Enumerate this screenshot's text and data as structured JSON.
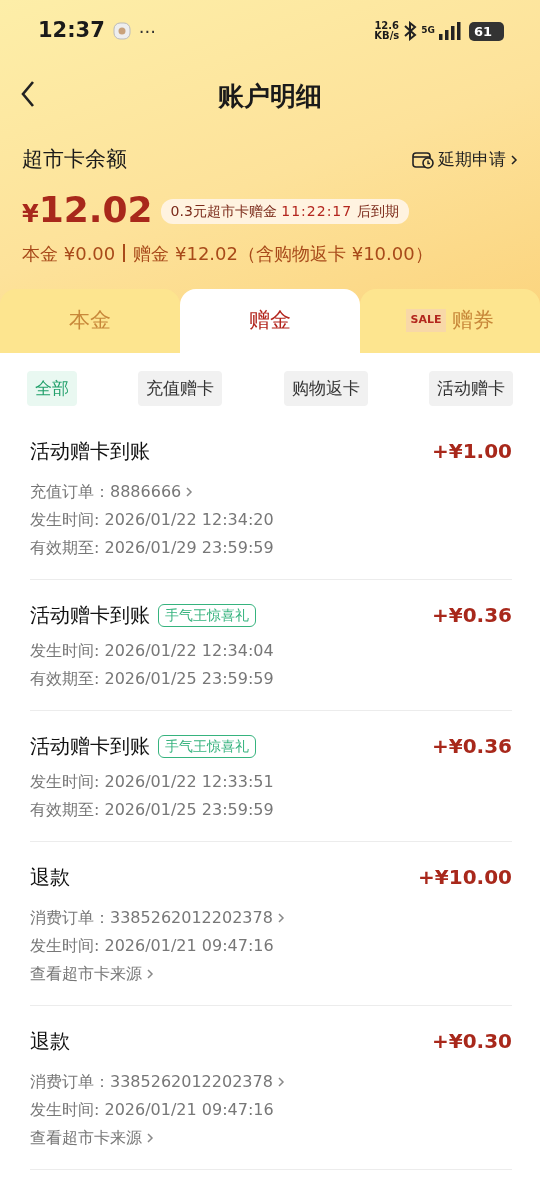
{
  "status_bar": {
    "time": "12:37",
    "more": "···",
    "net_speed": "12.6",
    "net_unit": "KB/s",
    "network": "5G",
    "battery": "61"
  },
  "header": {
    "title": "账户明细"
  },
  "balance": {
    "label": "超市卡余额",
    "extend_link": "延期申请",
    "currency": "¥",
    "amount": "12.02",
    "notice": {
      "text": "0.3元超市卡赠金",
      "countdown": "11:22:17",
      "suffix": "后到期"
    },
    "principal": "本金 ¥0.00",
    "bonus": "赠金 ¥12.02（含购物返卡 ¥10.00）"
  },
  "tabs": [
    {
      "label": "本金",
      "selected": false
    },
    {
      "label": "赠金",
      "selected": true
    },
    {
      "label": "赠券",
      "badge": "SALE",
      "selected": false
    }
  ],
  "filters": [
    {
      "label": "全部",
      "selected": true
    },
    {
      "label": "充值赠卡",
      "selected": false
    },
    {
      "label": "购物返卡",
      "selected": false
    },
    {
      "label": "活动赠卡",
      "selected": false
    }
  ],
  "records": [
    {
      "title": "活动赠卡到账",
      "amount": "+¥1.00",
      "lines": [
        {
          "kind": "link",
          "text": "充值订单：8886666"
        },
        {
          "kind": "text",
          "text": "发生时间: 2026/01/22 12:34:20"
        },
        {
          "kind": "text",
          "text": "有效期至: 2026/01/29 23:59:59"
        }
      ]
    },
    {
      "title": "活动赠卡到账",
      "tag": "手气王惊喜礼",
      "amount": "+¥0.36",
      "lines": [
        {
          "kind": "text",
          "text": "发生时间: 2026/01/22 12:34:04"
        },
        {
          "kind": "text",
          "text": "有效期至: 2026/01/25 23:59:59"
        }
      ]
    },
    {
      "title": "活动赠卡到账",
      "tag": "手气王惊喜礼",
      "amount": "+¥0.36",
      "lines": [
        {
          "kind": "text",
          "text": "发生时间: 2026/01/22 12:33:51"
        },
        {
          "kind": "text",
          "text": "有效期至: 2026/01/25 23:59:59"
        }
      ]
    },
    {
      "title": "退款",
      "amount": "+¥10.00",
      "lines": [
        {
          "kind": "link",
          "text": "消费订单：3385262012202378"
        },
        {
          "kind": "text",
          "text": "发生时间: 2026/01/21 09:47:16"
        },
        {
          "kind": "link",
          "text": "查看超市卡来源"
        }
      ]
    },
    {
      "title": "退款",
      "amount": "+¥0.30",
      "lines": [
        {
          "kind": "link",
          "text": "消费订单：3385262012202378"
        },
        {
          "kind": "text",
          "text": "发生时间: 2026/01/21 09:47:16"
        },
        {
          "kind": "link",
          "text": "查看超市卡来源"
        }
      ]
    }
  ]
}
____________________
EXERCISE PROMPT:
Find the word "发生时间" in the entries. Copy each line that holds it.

SOLUTION FOR THIS PROBLEM:
          "text": "发生时间: 2026/01/22 12:34:20"
          "text": "发生时间: 2026/01/22 12:34:04"
          "text": "发生时间: 2026/01/22 12:33:51"
          "text": "发生时间: 2026/01/21 09:47:16"
          "text": "发生时间: 2026/01/21 09:47:16"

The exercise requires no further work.